Wearing a blue paper mask, Biden spent roughly an hour listening and taking notes on the concerns expressed by black community leaders gathered in Bethel AME Church in Wilmington, Del., Monday. Though all fourteen leaders expressed support for Biden, they did not hold back on criticizing his role in passing the 1994 crime bill and in the Obama administration for not charting the path for the community to reach economic prosperity.
In response, Biden promised he would make sure that an economic relief package he tries to pass within the first 100 days of his presidency would correct the “institutional structures” and “economic structures” that the black community needs to succeed. Though he did not provide specifics, the apparent Democratic nominee said he will soon deliver “very serious national speeches” on how to revive the economy for everyone and lay out specific plans to address housing, education and access to capital.
He also committed himself to establishing a national police oversight board in his first 100 days to “fundamentally change” training and stamp out bias within the ranks.
The nationwide protests sparked by the tragic death of 46 year-old George Floyd has brought Biden more to the forefront of the conversation both literally and figuratively as he tries to broadcast himself as a possible consoler and listener-in-chief. Overnight protests in Wilmington this weekend prompted Biden to leave his home for the second time that week to visit the aftermath on Sunday. It also moved him to hold his first in-person campaign event Monday so he could be close enough to hear leaders concerns.
“You're the ones who trained me, I'm not being facetious, you really are. And so it's a good place for me to start," Biden said of why he chose to learn from members of his hometown rather than fly to protest hotspots.

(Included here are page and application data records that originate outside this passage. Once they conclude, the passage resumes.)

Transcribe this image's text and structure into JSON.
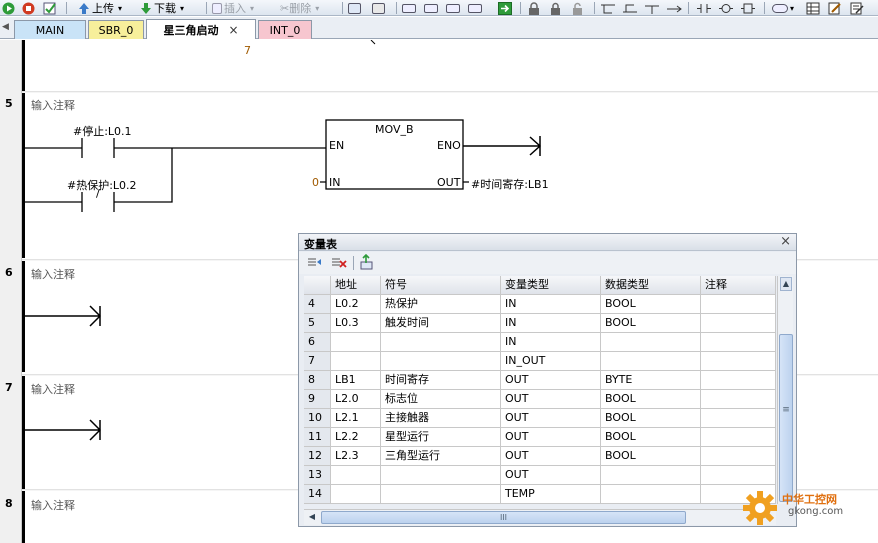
{
  "toolbar": {
    "upload_label": "上传",
    "download_label": "下载",
    "insert_label": "插入",
    "delete_label": "删除"
  },
  "tabs": [
    {
      "label": "MAIN"
    },
    {
      "label": "SBR_0"
    },
    {
      "label": "星三角启动"
    },
    {
      "label": "INT_0"
    }
  ],
  "tab_close": "×",
  "ladder": {
    "prev_network_digit": "7",
    "networks": [
      {
        "number": "5",
        "comment": "输入注释"
      },
      {
        "number": "6",
        "comment": "输入注释"
      },
      {
        "number": "7",
        "comment": "输入注释"
      },
      {
        "number": "8",
        "comment": "输入注释"
      }
    ],
    "contact1_label": "#停止:L0.1",
    "contact2_label": "#热保护:L0.2",
    "contact2_symbol": "/",
    "block": {
      "name": "MOV_B",
      "en": "EN",
      "eno": "ENO",
      "in": "IN",
      "out": "OUT",
      "in_value": "0",
      "out_operand": "#时间寄存:LB1"
    }
  },
  "var_table": {
    "title": "变量表",
    "close": "×",
    "columns": [
      "",
      "地址",
      "符号",
      "变量类型",
      "数据类型",
      "注释"
    ],
    "rows": [
      [
        "4",
        "L0.2",
        "热保护",
        "IN",
        "BOOL",
        ""
      ],
      [
        "5",
        "L0.3",
        "触发时间",
        "IN",
        "BOOL",
        ""
      ],
      [
        "6",
        "",
        "",
        "IN",
        "",
        ""
      ],
      [
        "7",
        "",
        "",
        "IN_OUT",
        "",
        ""
      ],
      [
        "8",
        "LB1",
        "时间寄存",
        "OUT",
        "BYTE",
        ""
      ],
      [
        "9",
        "L2.0",
        "标志位",
        "OUT",
        "BOOL",
        ""
      ],
      [
        "10",
        "L2.1",
        "主接触器",
        "OUT",
        "BOOL",
        ""
      ],
      [
        "11",
        "L2.2",
        "星型运行",
        "OUT",
        "BOOL",
        ""
      ],
      [
        "12",
        "L2.3",
        "三角型运行",
        "OUT",
        "BOOL",
        ""
      ],
      [
        "13",
        "",
        "",
        "OUT",
        "",
        ""
      ],
      [
        "14",
        "",
        "",
        "TEMP",
        "",
        ""
      ]
    ],
    "hscroll_grip": "III",
    "vscroll_grip": "≡"
  },
  "watermark": {
    "cn": "中华工控网",
    "url": "gkong.com"
  },
  "colors": {
    "tab_main": "#c9e3f7",
    "tab_sbr": "#f7ef9b",
    "tab_active": "#ffffff",
    "tab_int": "#f7c6cf",
    "accent": "#3a7ac8"
  }
}
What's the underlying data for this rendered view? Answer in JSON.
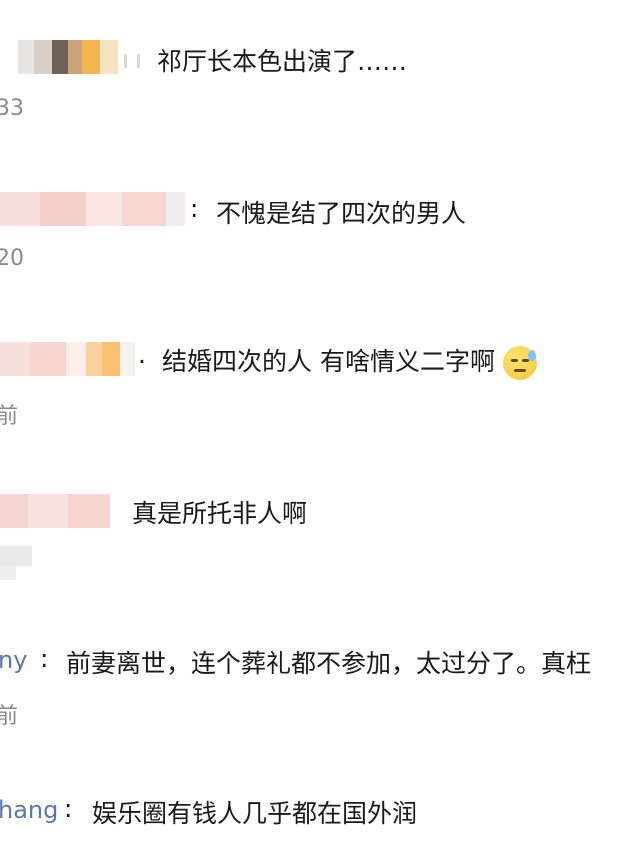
{
  "comments": [
    {
      "text": "祁厅长本色出演了……",
      "meta": "33",
      "sep": ":"
    },
    {
      "text": "不愧是结了四次的男人",
      "meta": "20",
      "sep": ":"
    },
    {
      "text": "结婚四次的人 有啥情义二字啊",
      "meta": "前",
      "sep": "."
    },
    {
      "text": "真是所托非人啊",
      "meta": "",
      "sep": ""
    },
    {
      "user": "ny",
      "sep": ":",
      "text": "前妻离世，连个葬礼都不参加，太过分了。真枉",
      "meta": "前"
    },
    {
      "user": "hang",
      "sep": ":",
      "text": "娱乐圈有钱人几乎都在国外润",
      "meta": ""
    }
  ],
  "icons": {
    "sweat": "sweat-smile-emoji"
  }
}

Members of the community stressed to Biden that while they’re ready to help him, he needs to acknowledge that they are expecting something in return for their votes that helped springboard him to become the apparent Democratic nominee. Two people suggested that he start by choosing a black woman as his vice president.
While Biden did not commit to choosing a black running mate, he tried to reassure the community he would make the right choice because Rep. Lisa Blunt Rochester, the state’s first black female representative, is leading his vice presidential vetting committee.
Before wrapping his roughly 35 minute remarks, Biden acknowledged that fully stamping out racism to the community’s liking may be difficult to do under the terms of his presidency, if elected. He reminded listeners that changing the systemic racism in the judicial system requires voters electing a Democratic Senate so they can start appointing judges to balance the dozens of conservative ones that Senate Majority Leader Mitch McConnell has shepherded through confirmation.
Biden then asked the community for help, acknowledging how they had always “given me hell when you thought I screwed up” and set him on the right course to best uplift black America.
“I know I make mistakes, but to quote an old Talmudic expression, 'what comes right from the heart goes straight to the heart' and it's going to come from the heart but I need help,” Biden said. “I need help and advice as we go along as to what I should, you think I should be doing.”
Kansas Senate primary field set as Pompeo sits race out
WASHINGTON — The field is set for the Republican Senate primary in Kansas, and it doesn't include Secretary of State Mike Pompeo. Despite speculation that he could run, Monday's filing deadline came and went.
Now, Republicans are left with a field of candidates who have traded bitter exchanges amid concerns from Republicans that the acrimonious primary could jeopardize their party's control of the seat.